■ WHAT YOU SHOULD DO ■
Where an image occurs, skip it and print the rest of the records verbatim.

● ● ● ● ● ● ●

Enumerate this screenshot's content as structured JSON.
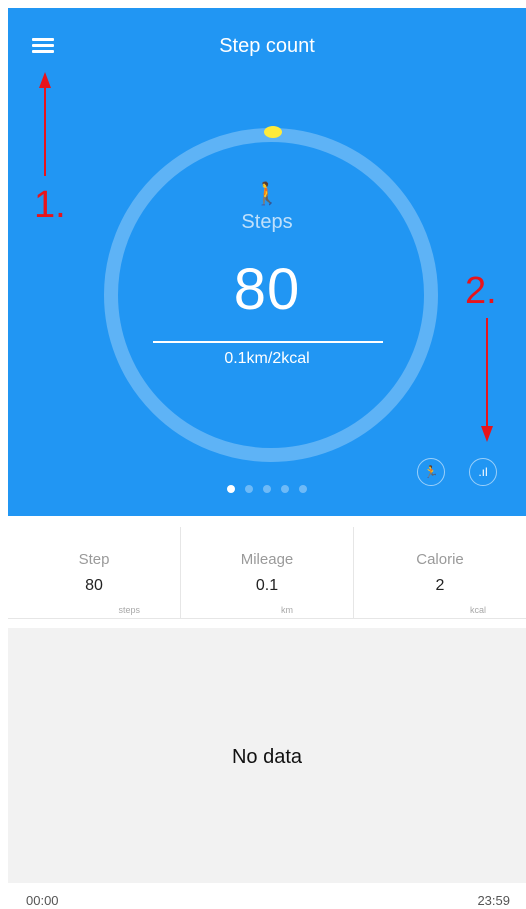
{
  "header": {
    "title": "Step count",
    "menu_icon": "hamburger-menu-icon"
  },
  "colors": {
    "primary": "#2196f3",
    "ring_progress": "#ffeb3b",
    "annotation": "#e8141b",
    "panel_bg": "#f2f2f2"
  },
  "ring": {
    "progress_fraction": 0.0,
    "walker_icon": "walking-person-icon",
    "walker_glyph": "🚶"
  },
  "main_metric": {
    "label": "Steps",
    "value": "80",
    "summary": "0.1km/2kcal"
  },
  "actions": {
    "run": {
      "icon": "running-icon",
      "glyph": "🏃"
    },
    "stats": {
      "icon": "bar-chart-icon",
      "glyph": ".ıl"
    }
  },
  "pager": {
    "count": 5,
    "active": 0
  },
  "annotations": [
    {
      "label": "1."
    },
    {
      "label": "2."
    }
  ],
  "stats": [
    {
      "label": "Step",
      "value": "80",
      "unit": "steps"
    },
    {
      "label": "Mileage",
      "value": "0.1",
      "unit": "km"
    },
    {
      "label": "Calorie",
      "value": "2",
      "unit": "kcal"
    }
  ],
  "chart_panel": {
    "message": "No data"
  },
  "time_axis": {
    "start": "00:00",
    "end": "23:59"
  }
}
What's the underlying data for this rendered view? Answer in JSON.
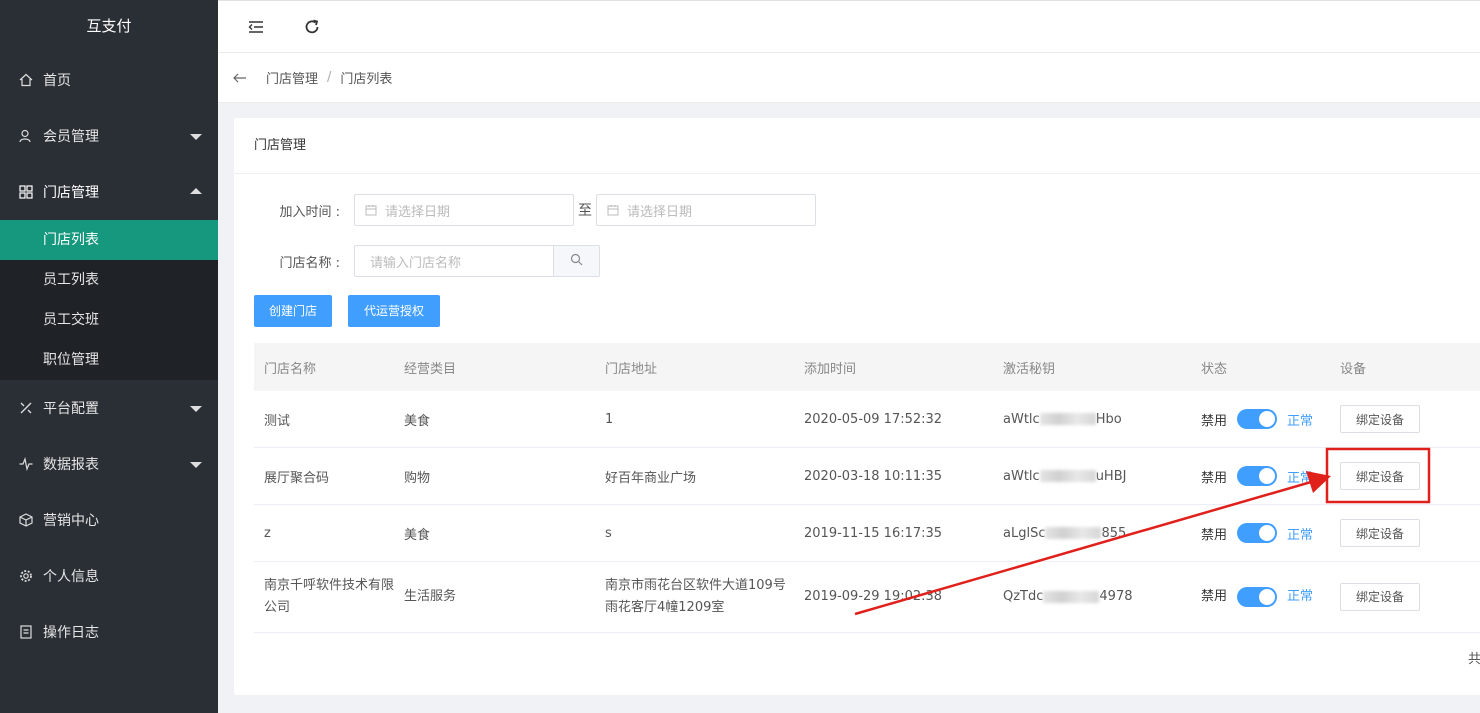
{
  "app": {
    "title": "互支付"
  },
  "sidebar": {
    "items": [
      {
        "label": "首页",
        "icon": "home-icon"
      },
      {
        "label": "会员管理",
        "icon": "user-icon"
      },
      {
        "label": "门店管理",
        "icon": "store-icon"
      },
      {
        "label": "平台配置",
        "icon": "tools-icon"
      },
      {
        "label": "数据报表",
        "icon": "pulse-icon"
      },
      {
        "label": "营销中心",
        "icon": "cube-icon"
      },
      {
        "label": "个人信息",
        "icon": "gear-icon"
      },
      {
        "label": "操作日志",
        "icon": "log-icon"
      }
    ],
    "submenu": [
      "门店列表",
      "员工列表",
      "员工交班",
      "职位管理"
    ]
  },
  "breadcrumb": {
    "parent": "门店管理",
    "sep": "/",
    "current": "门店列表"
  },
  "card": {
    "title": "门店管理"
  },
  "filters": {
    "join_time_label": "加入时间 :",
    "date_placeholder_start": "请选择日期",
    "range_sep": "至",
    "date_placeholder_end": "请选择日期",
    "store_name_label": "门店名称 :",
    "store_name_placeholder": "请输入门店名称"
  },
  "actions": {
    "create": "创建门店",
    "authorize": "代运营授权"
  },
  "table": {
    "headers": [
      "门店名称",
      "经营类目",
      "门店地址",
      "添加时间",
      "激活秘钥",
      "状态",
      "设备"
    ],
    "rows": [
      {
        "name": "测试",
        "category": "美食",
        "address": "1",
        "time": "2020-05-09 17:52:32",
        "key_prefix": "aWtlc",
        "key_suffix": "Hbo"
      },
      {
        "name": "展厅聚合码",
        "category": "购物",
        "address": "好百年商业广场",
        "time": "2020-03-18 10:11:35",
        "key_prefix": "aWtlc",
        "key_suffix": "uHBJ"
      },
      {
        "name": "z",
        "category": "美食",
        "address": "s",
        "time": "2019-11-15 16:17:35",
        "key_prefix": "aLglSc",
        "key_suffix": "855"
      },
      {
        "name": "南京千呼软件技术有限公司",
        "category": "生活服务",
        "address": "南京市雨花台区软件大道109号雨花客厅4幢1209室",
        "time": "2019-09-29 19:02:38",
        "key_prefix": "QzTdc",
        "key_suffix": "4978"
      }
    ],
    "status_off": "禁用",
    "status_on": "正常",
    "bind_label": "绑定设备"
  },
  "pager": {
    "text": "共"
  },
  "colors": {
    "accent": "#409eff",
    "sidebar": "#2a2f35",
    "active_menu": "#16987e",
    "annotation": "#e0201b"
  }
}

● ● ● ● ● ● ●

■ YOUR SOLUTION ■
Enumerate this screenshot's content as structured JSON.
{
  "header": {
    "title": "Step count",
    "menu_icon": "hamburger-menu-icon"
  },
  "colors": {
    "primary": "#2196f3",
    "ring_progress": "#ffeb3b",
    "annotation": "#e8141b",
    "panel_bg": "#f2f2f2"
  },
  "ring": {
    "progress_fraction": 0.0,
    "walker_icon": "walking-person-icon",
    "walker_glyph": "🚶"
  },
  "main_metric": {
    "label": "Steps",
    "value": "80",
    "summary": "0.1km/2kcal"
  },
  "actions": {
    "run": {
      "icon": "running-icon",
      "glyph": "🏃"
    },
    "stats": {
      "icon": "bar-chart-icon",
      "glyph": ".ıl"
    }
  },
  "pager": {
    "count": 5,
    "active": 0
  },
  "annotations": [
    {
      "label": "1."
    },
    {
      "label": "2."
    }
  ],
  "stats": [
    {
      "label": "Step",
      "value": "80",
      "unit": "steps"
    },
    {
      "label": "Mileage",
      "value": "0.1",
      "unit": "km"
    },
    {
      "label": "Calorie",
      "value": "2",
      "unit": "kcal"
    }
  ],
  "chart_panel": {
    "message": "No data"
  },
  "time_axis": {
    "start": "00:00",
    "end": "23:59"
  }
}
What's the underlying data for this rendered view? Answer in JSON.
{
  "app": {
    "title": "互支付"
  },
  "sidebar": {
    "items": [
      {
        "label": "首页",
        "icon": "home-icon"
      },
      {
        "label": "会员管理",
        "icon": "user-icon"
      },
      {
        "label": "门店管理",
        "icon": "store-icon"
      },
      {
        "label": "平台配置",
        "icon": "tools-icon"
      },
      {
        "label": "数据报表",
        "icon": "pulse-icon"
      },
      {
        "label": "营销中心",
        "icon": "cube-icon"
      },
      {
        "label": "个人信息",
        "icon": "gear-icon"
      },
      {
        "label": "操作日志",
        "icon": "log-icon"
      }
    ],
    "submenu": [
      "门店列表",
      "员工列表",
      "员工交班",
      "职位管理"
    ]
  },
  "breadcrumb": {
    "parent": "门店管理",
    "sep": "/",
    "current": "门店列表"
  },
  "card": {
    "title": "门店管理"
  },
  "filters": {
    "join_time_label": "加入时间 :",
    "date_placeholder_start": "请选择日期",
    "range_sep": "至",
    "date_placeholder_end": "请选择日期",
    "store_name_label": "门店名称 :",
    "store_name_placeholder": "请输入门店名称"
  },
  "actions": {
    "create": "创建门店",
    "authorize": "代运营授权"
  },
  "table": {
    "headers": [
      "门店名称",
      "经营类目",
      "门店地址",
      "添加时间",
      "激活秘钥",
      "状态",
      "设备"
    ],
    "rows": [
      {
        "name": "测试",
        "category": "美食",
        "address": "1",
        "time": "2020-05-09 17:52:32",
        "key_prefix": "aWtlc",
        "key_suffix": "Hbo"
      },
      {
        "name": "展厅聚合码",
        "category": "购物",
        "address": "好百年商业广场",
        "time": "2020-03-18 10:11:35",
        "key_prefix": "aWtlc",
        "key_suffix": "uHBJ"
      },
      {
        "name": "z",
        "category": "美食",
        "address": "s",
        "time": "2019-11-15 16:17:35",
        "key_prefix": "aLglSc",
        "key_suffix": "855"
      },
      {
        "name": "南京千呼软件技术有限公司",
        "category": "生活服务",
        "address": "南京市雨花台区软件大道109号雨花客厅4幢1209室",
        "time": "2019-09-29 19:02:38",
        "key_prefix": "QzTdc",
        "key_suffix": "4978"
      }
    ],
    "status_off": "禁用",
    "status_on": "正常",
    "bind_label": "绑定设备"
  },
  "pager": {
    "text": "共"
  },
  "colors": {
    "accent": "#409eff",
    "sidebar": "#2a2f35",
    "active_menu": "#16987e",
    "annotation": "#e0201b"
  }
}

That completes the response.